_Exercise_
Make an exact copy of the entries, and keep any pictures out of it.

^^^^^^^^

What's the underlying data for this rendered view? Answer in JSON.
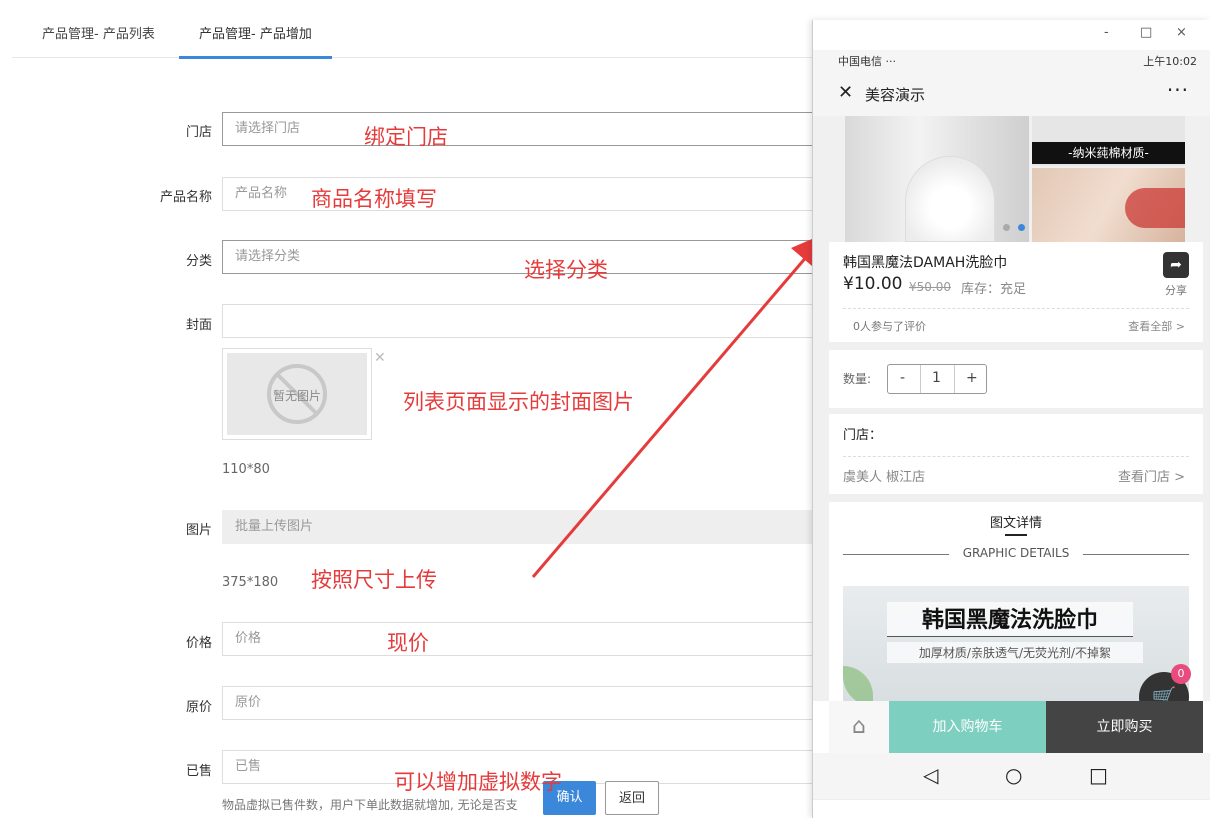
{
  "tabs": [
    {
      "label": "产品管理- 产品列表"
    },
    {
      "label": "产品管理- 产品增加"
    }
  ],
  "form": {
    "store": {
      "label": "门店",
      "placeholder": "请选择门店"
    },
    "name": {
      "label": "产品名称",
      "placeholder": "产品名称"
    },
    "category": {
      "label": "分类",
      "placeholder": "请选择分类"
    },
    "cover": {
      "label": "封面",
      "image_text": "暂无图片",
      "size_hint": "110*80"
    },
    "images": {
      "label": "图片",
      "button": "批量上传图片",
      "size_hint": "375*180"
    },
    "price": {
      "label": "价格",
      "placeholder": "价格"
    },
    "original_price": {
      "label": "原价",
      "placeholder": "原价"
    },
    "sold": {
      "label": "已售",
      "placeholder": "已售",
      "description": "物品虚拟已售件数，用户下单此数据就增加, 无论是否支"
    },
    "confirm": "确认",
    "back": "返回"
  },
  "notes": {
    "store": "绑定门店",
    "name": "商品名称填写",
    "category": "选择分类",
    "cover": "列表页面显示的封面图片",
    "images": "按照尺寸上传",
    "price": "现价",
    "sold": "可以增加虚拟数字"
  },
  "phone": {
    "window": {
      "minimize": "-",
      "maximize": "□",
      "close": "×"
    },
    "status_left": "中国电信 ···",
    "status_right": "上午10:02",
    "title": "美容演示",
    "more": "···",
    "gallery_band": "-纳米莼棉材质-",
    "product_name": "韩国黑魔法DAMAH洗脸巾",
    "price": "¥10.00",
    "original_price": "¥50.00",
    "stock": "库存：充足",
    "share": "分享",
    "reviews": "0人参与了评价",
    "all_reviews": "查看全部 >",
    "quantity_label": "数量:",
    "quantity": "1",
    "minus": "-",
    "plus": "+",
    "store_label": "门店：",
    "store_name": "虞美人 椒江店",
    "view_store": "查看门店 >",
    "detail_title": "图文详情",
    "detail_subtitle": "GRAPHIC DETAILS",
    "banner_title": "韩国黑魔法洗脸巾",
    "banner_subtitle": "加厚材质/亲肤透气/无荧光剂/不掉絮",
    "cart_count": "0",
    "add_to_cart": "加入购物车",
    "buy_now": "立即购买"
  },
  "colors": {
    "accent": "#3b87d9",
    "note": "#e63b3b",
    "add_cart": "#7dcfc0",
    "buy": "#444444",
    "badge": "#e84b7d"
  }
}
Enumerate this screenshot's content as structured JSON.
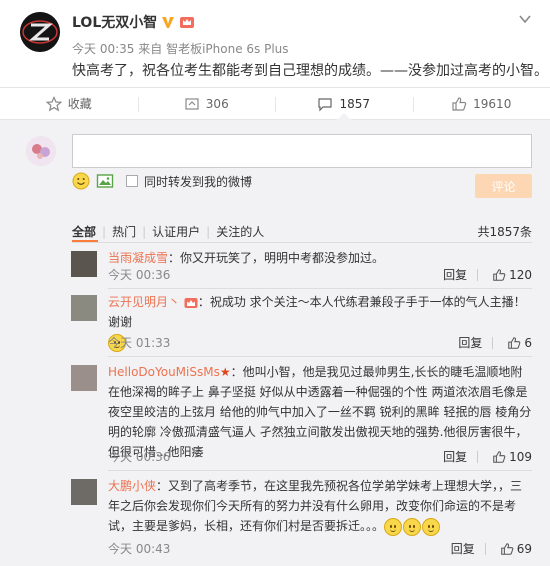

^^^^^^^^

_Exercise solution_
What's the underlying data for this rendered view? Answer in JSON.
{
  "tabs": [
    {
      "label": "产品管理- 产品列表"
    },
    {
      "label": "产品管理- 产品增加"
    }
  ],
  "form": {
    "store": {
      "label": "门店",
      "placeholder": "请选择门店"
    },
    "name": {
      "label": "产品名称",
      "placeholder": "产品名称"
    },
    "category": {
      "label": "分类",
      "placeholder": "请选择分类"
    },
    "cover": {
      "label": "封面",
      "image_text": "暂无图片",
      "size_hint": "110*80"
    },
    "images": {
      "label": "图片",
      "button": "批量上传图片",
      "size_hint": "375*180"
    },
    "price": {
      "label": "价格",
      "placeholder": "价格"
    },
    "original_price": {
      "label": "原价",
      "placeholder": "原价"
    },
    "sold": {
      "label": "已售",
      "placeholder": "已售",
      "description": "物品虚拟已售件数，用户下单此数据就增加, 无论是否支"
    },
    "confirm": "确认",
    "back": "返回"
  },
  "notes": {
    "store": "绑定门店",
    "name": "商品名称填写",
    "category": "选择分类",
    "cover": "列表页面显示的封面图片",
    "images": "按照尺寸上传",
    "price": "现价",
    "sold": "可以增加虚拟数字"
  },
  "phone": {
    "window": {
      "minimize": "-",
      "maximize": "□",
      "close": "×"
    },
    "status_left": "中国电信 ···",
    "status_right": "上午10:02",
    "title": "美容演示",
    "more": "···",
    "gallery_band": "-纳米莼棉材质-",
    "product_name": "韩国黑魔法DAMAH洗脸巾",
    "price": "¥10.00",
    "original_price": "¥50.00",
    "stock": "库存：充足",
    "share": "分享",
    "reviews": "0人参与了评价",
    "all_reviews": "查看全部 >",
    "quantity_label": "数量:",
    "quantity": "1",
    "minus": "-",
    "plus": "+",
    "store_label": "门店：",
    "store_name": "虞美人 椒江店",
    "view_store": "查看门店 >",
    "detail_title": "图文详情",
    "detail_subtitle": "GRAPHIC DETAILS",
    "banner_title": "韩国黑魔法洗脸巾",
    "banner_subtitle": "加厚材质/亲肤透气/无荧光剂/不掉絮",
    "cart_count": "0",
    "add_to_cart": "加入购物车",
    "buy_now": "立即购买"
  },
  "colors": {
    "accent": "#3b87d9",
    "note": "#e63b3b",
    "add_cart": "#7dcfc0",
    "buy": "#444444",
    "badge": "#e84b7d"
  }
}
Enumerate this screenshot's content as structured JSON.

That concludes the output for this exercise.